▶ **Work to be completed**
Please give back each line below unchanged; none of the pictures should appear.

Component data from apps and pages
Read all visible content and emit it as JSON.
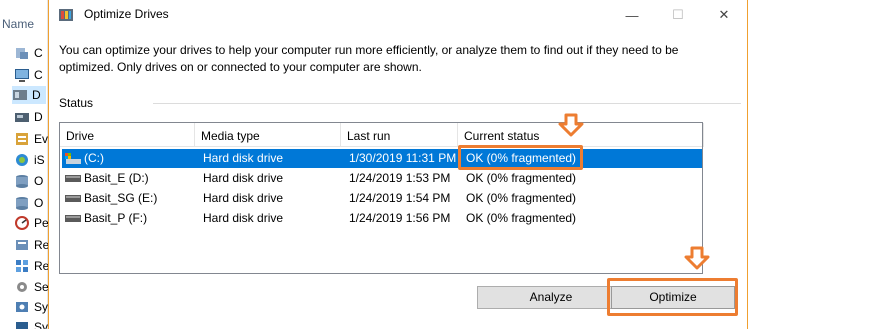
{
  "background_window": {
    "header": "Name",
    "items": [
      "C",
      "C",
      "D",
      "D",
      "Ev",
      "iS",
      "O",
      "O",
      "Pe",
      "Re",
      "Re",
      "Se",
      "Sy",
      "Sy"
    ]
  },
  "dialog": {
    "title": "Optimize Drives",
    "controls": {
      "minimize": "—",
      "maximize": "☐",
      "close": "✕"
    },
    "description": "You can optimize your drives to help your computer run more efficiently, or analyze them to find out if they need to be optimized. Only drives on or connected to your computer are shown.",
    "status_label": "Status",
    "columns": [
      "Drive",
      "Media type",
      "Last run",
      "Current status"
    ],
    "drives": [
      {
        "drive": "(C:)",
        "media": "Hard disk drive",
        "last_run": "1/30/2019 11:31 PM",
        "status": "OK (0% fragmented)",
        "selected": true
      },
      {
        "drive": "Basit_E (D:)",
        "media": "Hard disk drive",
        "last_run": "1/24/2019 1:53 PM",
        "status": "OK (0% fragmented)",
        "selected": false
      },
      {
        "drive": "Basit_SG (E:)",
        "media": "Hard disk drive",
        "last_run": "1/24/2019 1:54 PM",
        "status": "OK (0% fragmented)",
        "selected": false
      },
      {
        "drive": "Basit_P (F:)",
        "media": "Hard disk drive",
        "last_run": "1/24/2019 1:56 PM",
        "status": "OK (0% fragmented)",
        "selected": false
      }
    ],
    "buttons": {
      "analyze": "Analyze",
      "optimize": "Optimize"
    }
  },
  "colors": {
    "selection": "#0078d7",
    "annotation": "#ed7d31",
    "button_face": "#e1e1e1"
  }
}
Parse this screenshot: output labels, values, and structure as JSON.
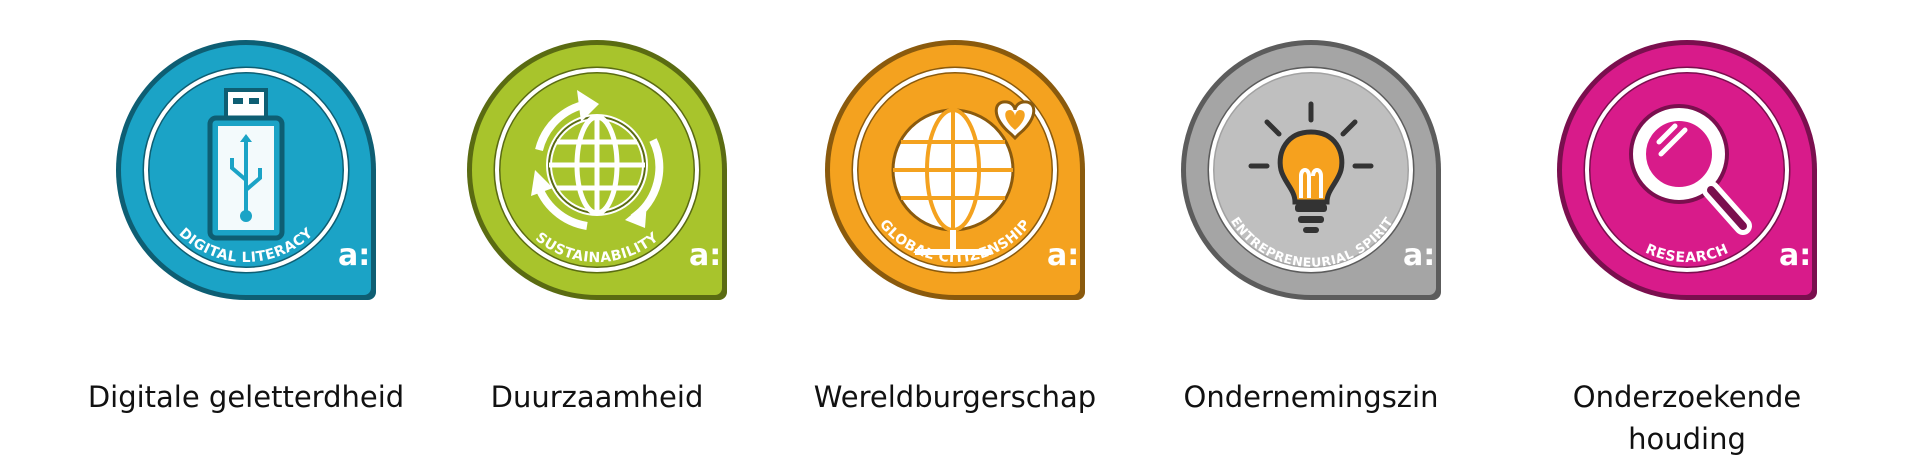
{
  "badges": [
    {
      "arc_label": "DIGITAL LITERACY",
      "caption": "Digitale geletterdheid",
      "color": "#1BA3C6",
      "dark": "#0E5E73",
      "icon": "usb-stick-icon"
    },
    {
      "arc_label": "SUSTAINABILITY",
      "caption": "Duurzaamheid",
      "color": "#A8C42C",
      "dark": "#5A6B12",
      "icon": "recycle-globe-icon"
    },
    {
      "arc_label": "GLOBAL CITIZENSHIP",
      "caption": "Wereldburgerschap",
      "color": "#F4A21F",
      "dark": "#8A5A0D",
      "icon": "globe-heart-icon"
    },
    {
      "arc_label": "ENTREPRENEURIAL SPIRIT",
      "caption": "Ondernemingszin",
      "color": "#A5A5A5",
      "dark": "#5C5C5C",
      "icon": "lightbulb-icon"
    },
    {
      "arc_label": "RESEARCH",
      "caption": "Onderzoekende houding",
      "color": "#D81B8A",
      "dark": "#7A0F4E",
      "icon": "magnifier-icon"
    }
  ],
  "logo_text": "a:"
}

▶ **Response to this task**
Read all visible content and emit it as JSON.
{
  "background_window": {
    "header": "Name",
    "items": [
      "C",
      "C",
      "D",
      "D",
      "Ev",
      "iS",
      "O",
      "O",
      "Pe",
      "Re",
      "Re",
      "Se",
      "Sy",
      "Sy"
    ]
  },
  "dialog": {
    "title": "Optimize Drives",
    "controls": {
      "minimize": "—",
      "maximize": "☐",
      "close": "✕"
    },
    "description": "You can optimize your drives to help your computer run more efficiently, or analyze them to find out if they need to be optimized. Only drives on or connected to your computer are shown.",
    "status_label": "Status",
    "columns": [
      "Drive",
      "Media type",
      "Last run",
      "Current status"
    ],
    "drives": [
      {
        "drive": "(C:)",
        "media": "Hard disk drive",
        "last_run": "1/30/2019 11:31 PM",
        "status": "OK (0% fragmented)",
        "selected": true
      },
      {
        "drive": "Basit_E (D:)",
        "media": "Hard disk drive",
        "last_run": "1/24/2019 1:53 PM",
        "status": "OK (0% fragmented)",
        "selected": false
      },
      {
        "drive": "Basit_SG (E:)",
        "media": "Hard disk drive",
        "last_run": "1/24/2019 1:54 PM",
        "status": "OK (0% fragmented)",
        "selected": false
      },
      {
        "drive": "Basit_P (F:)",
        "media": "Hard disk drive",
        "last_run": "1/24/2019 1:56 PM",
        "status": "OK (0% fragmented)",
        "selected": false
      }
    ],
    "buttons": {
      "analyze": "Analyze",
      "optimize": "Optimize"
    }
  },
  "colors": {
    "selection": "#0078d7",
    "annotation": "#ed7d31",
    "button_face": "#e1e1e1"
  }
}
Parse this screenshot: output labels, values, and structure as JSON.
{
  "badges": [
    {
      "arc_label": "DIGITAL LITERACY",
      "caption": "Digitale geletterdheid",
      "color": "#1BA3C6",
      "dark": "#0E5E73",
      "icon": "usb-stick-icon"
    },
    {
      "arc_label": "SUSTAINABILITY",
      "caption": "Duurzaamheid",
      "color": "#A8C42C",
      "dark": "#5A6B12",
      "icon": "recycle-globe-icon"
    },
    {
      "arc_label": "GLOBAL CITIZENSHIP",
      "caption": "Wereldburgerschap",
      "color": "#F4A21F",
      "dark": "#8A5A0D",
      "icon": "globe-heart-icon"
    },
    {
      "arc_label": "ENTREPRENEURIAL SPIRIT",
      "caption": "Ondernemingszin",
      "color": "#A5A5A5",
      "dark": "#5C5C5C",
      "icon": "lightbulb-icon"
    },
    {
      "arc_label": "RESEARCH",
      "caption": "Onderzoekende houding",
      "color": "#D81B8A",
      "dark": "#7A0F4E",
      "icon": "magnifier-icon"
    }
  ],
  "logo_text": "a:"
}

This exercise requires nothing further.